Jan 26, 2009



Above is the link to another blog post by someone far more educated than I. But the post itself is a transcript from Eleanor of Aquitaine's Letter to Pope Celestine III in 1193.

This is in relation to the book "Devil's Brood" of which I have begun to read and reviewed earlier.
I am about 3/4 through, and I am not overly enthusiastic with it, as can be expected when reading two wonderful books it is hard to continue the same rhythm sometimes. But I do still recommend it of course. There are a lot more names/titles of liege men in the book which begin to become a blur, and unfortunately though the tragedy of the uproars the sons pertook are indeed troublesome, it does seem to go on and on with one brother against the other. However, the knowledge that this is History propels me forward, needing to know the outcome from one battle to the next. Henry II is not as formidable as one would think, and Richard of Aquitaine is simply portrayed as a bloodthirsty maniac. Henry/Hal, the young king, is portrayed as dimwit at times who is only interested in popularity or sports. We enjoy more of a look at an illegitimate son of Henry II, Geoff, though do no confuse him with the younger son of Henry and Eleanor, Geoffrey.
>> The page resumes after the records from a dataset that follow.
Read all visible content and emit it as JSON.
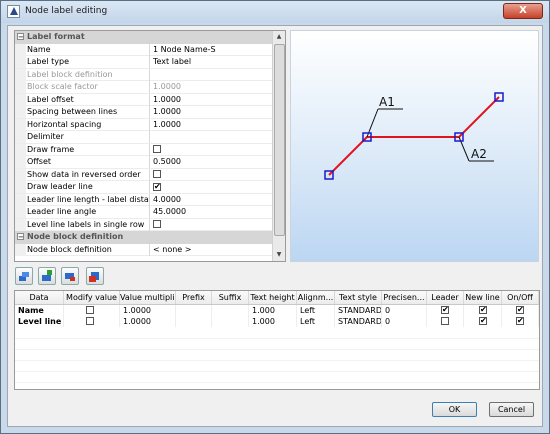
{
  "window": {
    "title": "Node label editing",
    "close_label": "X"
  },
  "propgrid": {
    "categories": [
      {
        "label": "Label format",
        "expander": "−"
      },
      {
        "label": "Node block definition",
        "expander": "−"
      }
    ],
    "rows": [
      {
        "name": "Name",
        "value": "1 Node Name-S"
      },
      {
        "name": "Label type",
        "value": "Text label"
      },
      {
        "name": "Label block definition",
        "value": ""
      },
      {
        "name": "Block scale factor",
        "value": "1.0000"
      },
      {
        "name": "Label offset",
        "value": "1.0000"
      },
      {
        "name": "Spacing between lines",
        "value": "1.0000"
      },
      {
        "name": "Horizontal spacing",
        "value": "1.0000"
      },
      {
        "name": "Delimiter",
        "value": ""
      },
      {
        "name": "Draw frame",
        "value": ""
      },
      {
        "name": "Offset",
        "value": "0.5000"
      },
      {
        "name": "Show data in reversed order",
        "value": ""
      },
      {
        "name": "Draw leader line",
        "value": ""
      },
      {
        "name": "Leader line length - label distance",
        "value": "4.0000"
      },
      {
        "name": "Leader line angle",
        "value": "45.0000"
      },
      {
        "name": "Level line labels in single row",
        "value": ""
      }
    ],
    "node_block_row": {
      "name": "Node block definition",
      "value": "< none >"
    }
  },
  "preview": {
    "labels": [
      "A1",
      "A2"
    ],
    "line_color": "#e0141e",
    "node_color": "#1a1acc"
  },
  "toolbar": [
    "move-up-icon",
    "add-row-icon",
    "remove-row-icon",
    "delete-icon"
  ],
  "table": {
    "columns": [
      "Data",
      "Modify value",
      "Value multipli...",
      "Prefix",
      "Suffix",
      "Text height",
      "Alignm...",
      "Text style",
      "Precisen...",
      "Leader",
      "New line",
      "On/Off"
    ],
    "rows": [
      {
        "data": "Name",
        "multiplier": "1.0000",
        "prefix": "",
        "suffix": "",
        "text_height": "1.000",
        "alignment": "Left",
        "text_style": "STANDARD",
        "precision": "0"
      },
      {
        "data": "Level line el",
        "multiplier": "1.0000",
        "prefix": "",
        "suffix": "",
        "text_height": "1.000",
        "alignment": "Left",
        "text_style": "STANDARD",
        "precision": "0"
      }
    ]
  },
  "buttons": {
    "ok": "OK",
    "cancel": "Cancel"
  }
}
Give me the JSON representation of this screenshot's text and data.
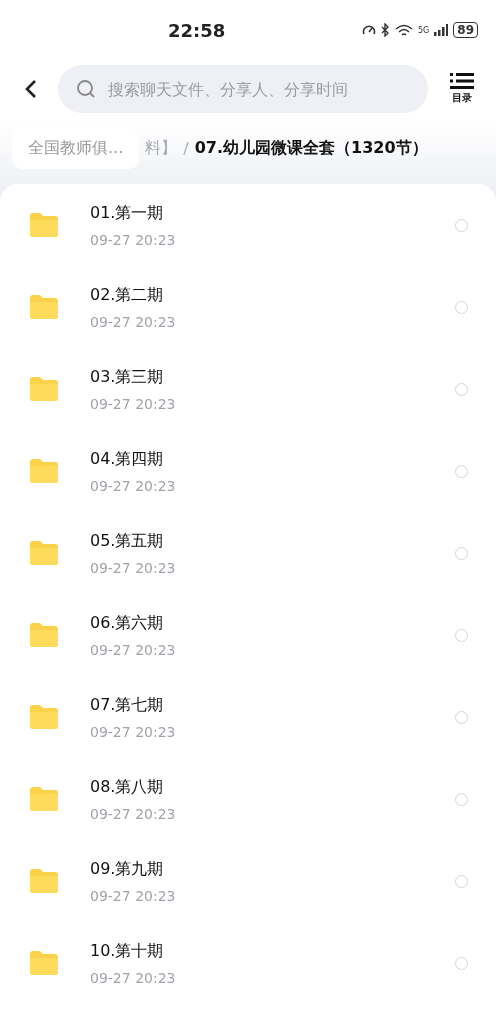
{
  "status_bar": {
    "time": "22:58",
    "network": "5G",
    "battery": "89"
  },
  "header": {
    "search": {
      "placeholder": "搜索聊天文件、分享人、分享时间"
    },
    "menu_label": "目录"
  },
  "breadcrumb": {
    "root": "全国教师俱...",
    "hidden_tail": "料】",
    "separator": "/",
    "current": "07.幼儿园微课全套（1320节）"
  },
  "files": [
    {
      "name": "01.第一期",
      "time": "09-27  20:23",
      "selected": false
    },
    {
      "name": "02.第二期",
      "time": "09-27  20:23",
      "selected": false
    },
    {
      "name": "03.第三期",
      "time": "09-27  20:23",
      "selected": false
    },
    {
      "name": "04.第四期",
      "time": "09-27  20:23",
      "selected": false
    },
    {
      "name": "05.第五期",
      "time": "09-27  20:23",
      "selected": false
    },
    {
      "name": "06.第六期",
      "time": "09-27  20:23",
      "selected": false
    },
    {
      "name": "07.第七期",
      "time": "09-27  20:23",
      "selected": false
    },
    {
      "name": "08.第八期",
      "time": "09-27  20:23",
      "selected": false
    },
    {
      "name": "09.第九期",
      "time": "09-27  20:23",
      "selected": false
    },
    {
      "name": "10.第十期",
      "time": "09-27  20:23",
      "selected": false
    }
  ]
}
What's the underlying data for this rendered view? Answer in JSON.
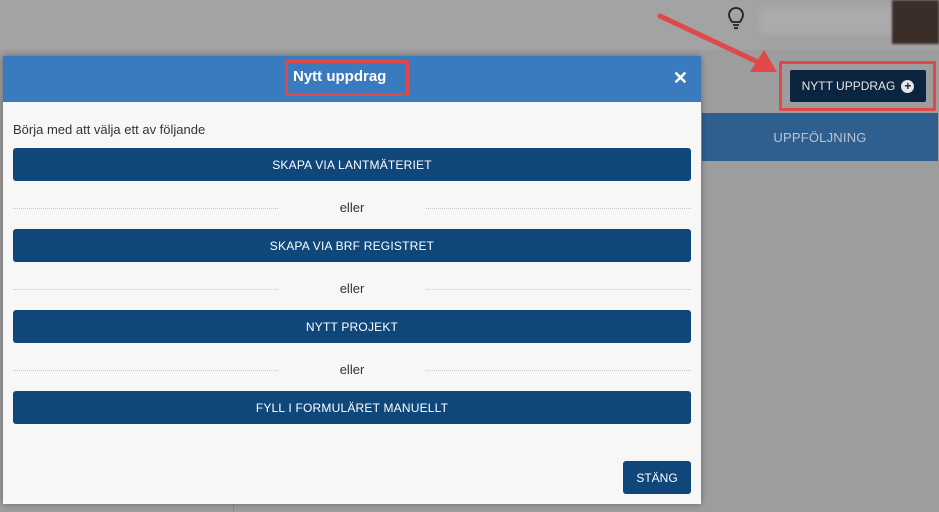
{
  "background": {
    "new_assignment_button": "NYTT UPPDRAG",
    "tab_label": "UPPFÖLJNING"
  },
  "modal": {
    "title": "Nytt uppdrag",
    "intro": "Börja med att välja ett av följande",
    "options": [
      "SKAPA VIA LANTMÄTERIET",
      "SKAPA VIA BRF REGISTRET",
      "NYTT PROJEKT",
      "FYLL I FORMULÄRET MANUELLT"
    ],
    "separator": "eller",
    "close_label": "STÄNG"
  },
  "colors": {
    "header": "#3a7bbf",
    "button": "#0f477b",
    "highlight": "#e0484a"
  }
}
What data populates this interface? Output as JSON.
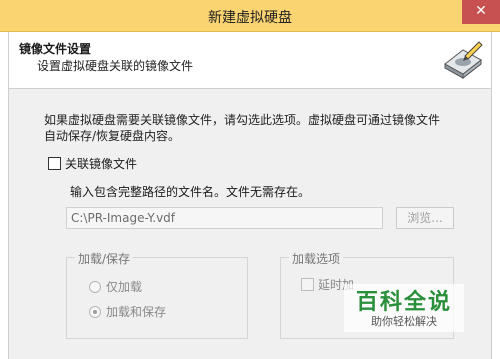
{
  "window": {
    "title": "新建虚拟硬盘",
    "close_glyph": "✕"
  },
  "header": {
    "title": "镜像文件设置",
    "subtitle": "设置虚拟硬盘关联的镜像文件",
    "icon": "disk-image-icon"
  },
  "main": {
    "description_line1": "如果虚拟硬盘需要关联镜像文件，请勾选此选项。虚拟硬盘可通过镜像文件",
    "description_line2": "自动保存/恢复硬盘内容。",
    "associate_checkbox_label": "关联镜像文件",
    "associate_checked": false,
    "path_hint": "输入包含完整路径的文件名。文件无需存在。",
    "path_value": "C:\\PR-Image-Y.vdf",
    "browse_label": "浏览..."
  },
  "load_group": {
    "label": "加载/保存",
    "options": [
      {
        "label": "仅加载",
        "checked": false
      },
      {
        "label": "加载和保存",
        "checked": true
      }
    ]
  },
  "options_group": {
    "label": "加载选项",
    "delay_label": "延时加"
  },
  "watermark": {
    "title": "百科全说",
    "subtitle": "助你轻松解决"
  }
}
It is amazing sometimes to trail along the Family Tree's of any of the English Families. First off, there are always marriages between cousins, and secondly, there are always a pattern of the same names. Historians must get turned around in circles when trying to decipher who was who, especially when one writer or scribe spells a name one way, and another spells the same name a completely different way. And of course there was the inevitable death of their babies, so that an immediate family would have the same names in order to honor the lost baby. Eleanor of Aquitaine was lucky enough to have had lost only one.. is that lucky?? But in those times, it does seem she was spared that grief more than others as she did give birth ten times. Yet, then it came back to haunt her as her brood eventually turned on each other and her sons fought each other and caused Eleanor's imprisonment and estrangement from her husband.